But why green hydrogen?

“It has local and global benefits,” El Sawy says. “Right now, most of our energy comes from fossil fuels that produce toxic gasses like carbon dioxide, sulfur oxides and nitrogen oxides — all of which are an environmental disaster. Green hydrogen requires energy to create, so making it ‘green’ means ensuring the source of energy for the electrolysis is renewable, like wind, solar, geothermal, or tidal sources.”

Green hydrogen has become a popular alternative to fossil fuels internationally over the past two decades, with buses, trains and cars running on this climate-friendly alternative from the United States to Japan. In addition to its liquid form, which can be pumped like traditional gas, green hydrogen can also be put into fuel cells, similar to batteries. In the future, these fuel cells may be able to power houses and buildings as a replacement for power grids. 

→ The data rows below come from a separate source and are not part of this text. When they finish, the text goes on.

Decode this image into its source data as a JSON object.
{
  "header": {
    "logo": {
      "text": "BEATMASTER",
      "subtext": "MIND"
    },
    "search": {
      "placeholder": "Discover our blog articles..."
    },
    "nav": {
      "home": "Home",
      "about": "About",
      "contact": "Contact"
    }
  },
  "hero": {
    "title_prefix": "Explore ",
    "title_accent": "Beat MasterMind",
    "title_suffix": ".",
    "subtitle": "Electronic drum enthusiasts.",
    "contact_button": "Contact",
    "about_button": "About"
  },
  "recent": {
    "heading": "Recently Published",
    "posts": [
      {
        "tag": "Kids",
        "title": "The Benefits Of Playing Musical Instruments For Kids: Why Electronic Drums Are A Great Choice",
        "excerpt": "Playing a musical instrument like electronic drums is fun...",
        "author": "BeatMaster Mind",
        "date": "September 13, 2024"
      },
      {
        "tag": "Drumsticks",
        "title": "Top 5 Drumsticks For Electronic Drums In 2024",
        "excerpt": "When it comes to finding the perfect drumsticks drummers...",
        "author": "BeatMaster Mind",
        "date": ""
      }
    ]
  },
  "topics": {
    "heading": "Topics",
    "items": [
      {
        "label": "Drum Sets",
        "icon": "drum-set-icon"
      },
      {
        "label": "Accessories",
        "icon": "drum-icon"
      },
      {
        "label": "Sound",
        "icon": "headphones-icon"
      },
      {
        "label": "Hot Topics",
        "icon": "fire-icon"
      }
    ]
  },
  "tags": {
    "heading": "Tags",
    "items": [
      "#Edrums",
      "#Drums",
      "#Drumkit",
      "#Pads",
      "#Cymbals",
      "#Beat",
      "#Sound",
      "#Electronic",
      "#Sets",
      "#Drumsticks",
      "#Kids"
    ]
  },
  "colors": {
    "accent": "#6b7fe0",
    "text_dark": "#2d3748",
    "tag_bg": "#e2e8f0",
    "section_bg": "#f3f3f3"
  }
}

This climate-friendly energy is perfect for Egypt. “Here, we don’t have an abundance of fossil fuels like the Gulf region or lithium for lithium-based batteries like Australia,” El Sawy explains. “What we do have is plenty of sun and salt water.”

This project is interdisciplinary: El Sawy along with Nageh Allam, professor in the Department of Physics, use their expertise in electrochemistry and materials design to refine the compartments that produce the hydrogen through electrolysis so they can function at max efficiency. Meanwhile other AUC faculty, like Ahmed El-Gendy, professor and director of the environmental engineering graduate program, and Anwar Abd ElNaser, assistant professor in the Department of Chemistry, study the water treatment and desalination system. El-Gendy and Abd ElNaser monitor bacterial growth on electrodes, desalination efficiency and the physics of the molecular movements, in addition to exploring the benefits of this new technology on public health. 

AUC students are also involved in the process. Undergraduate and graduate research assistants help develop the materials in the lab throughout the school year and summer. Recent PhD graduates are also funded in the lab, offering them the opportunity to conduct research while attending international conferences and workshops.

“It has been a privilege to work with such a collaborative team,” El Sawy says. “Our project is still in the initial stages, but with more funding and research, I believe we can turn this design into a reality.